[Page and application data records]
──────────
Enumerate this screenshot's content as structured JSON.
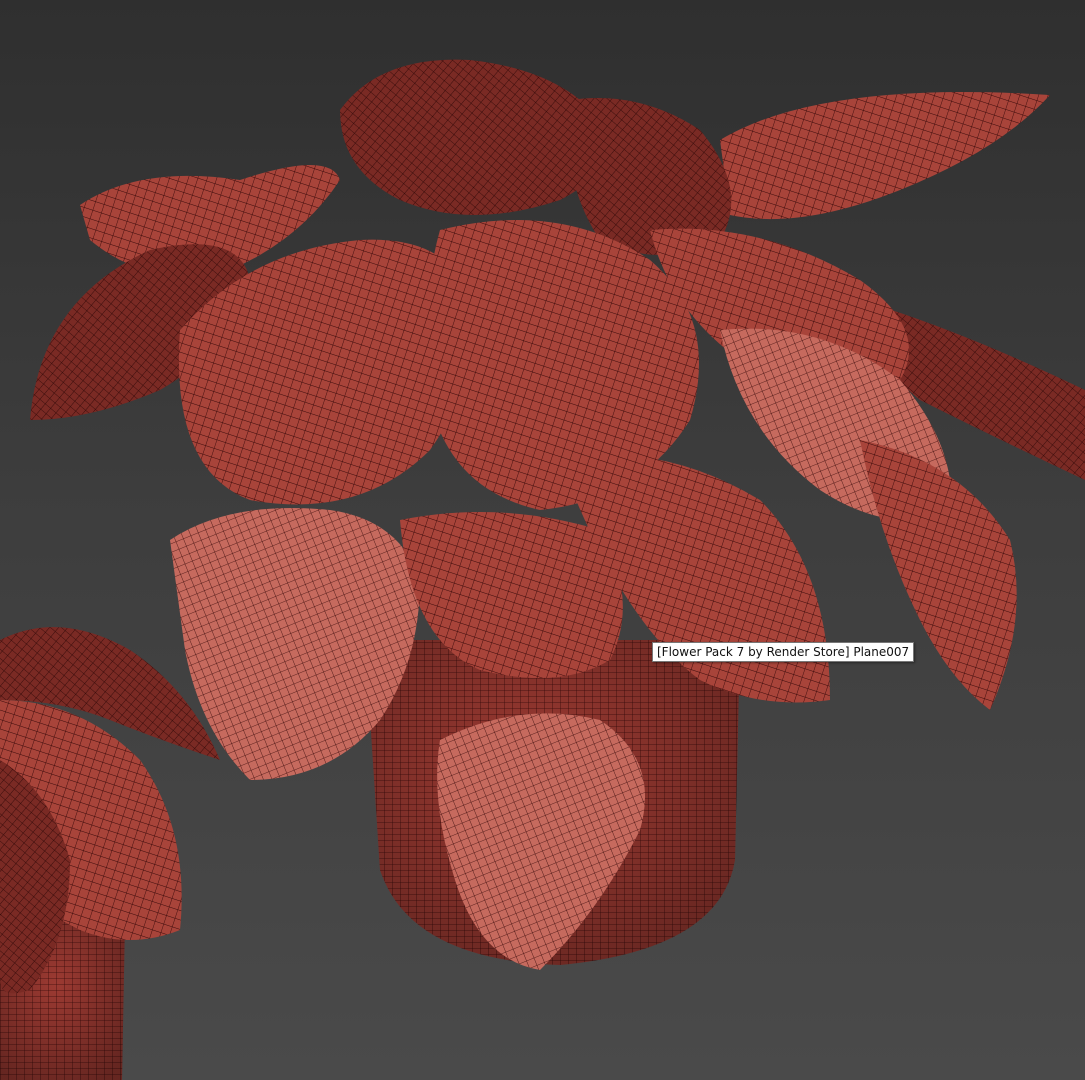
{
  "viewport": {
    "background_top": "#2f2f2f",
    "background_bottom": "#4a4a4a"
  },
  "model": {
    "wire_color": "#3a0a0a",
    "shade_dark": "#7a2a24",
    "shade_mid": "#a8443a",
    "shade_light": "#c96a5e"
  },
  "tooltip": {
    "text": "[Flower Pack 7 by Render Store] Plane007"
  }
}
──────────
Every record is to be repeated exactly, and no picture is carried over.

Enumerate this screenshot's content as structured JSON.
{
  "viewport": {
    "background_top": "#2f2f2f",
    "background_bottom": "#4a4a4a"
  },
  "model": {
    "wire_color": "#3a0a0a",
    "shade_dark": "#7a2a24",
    "shade_mid": "#a8443a",
    "shade_light": "#c96a5e"
  },
  "tooltip": {
    "text": "[Flower Pack 7 by Render Store] Plane007"
  }
}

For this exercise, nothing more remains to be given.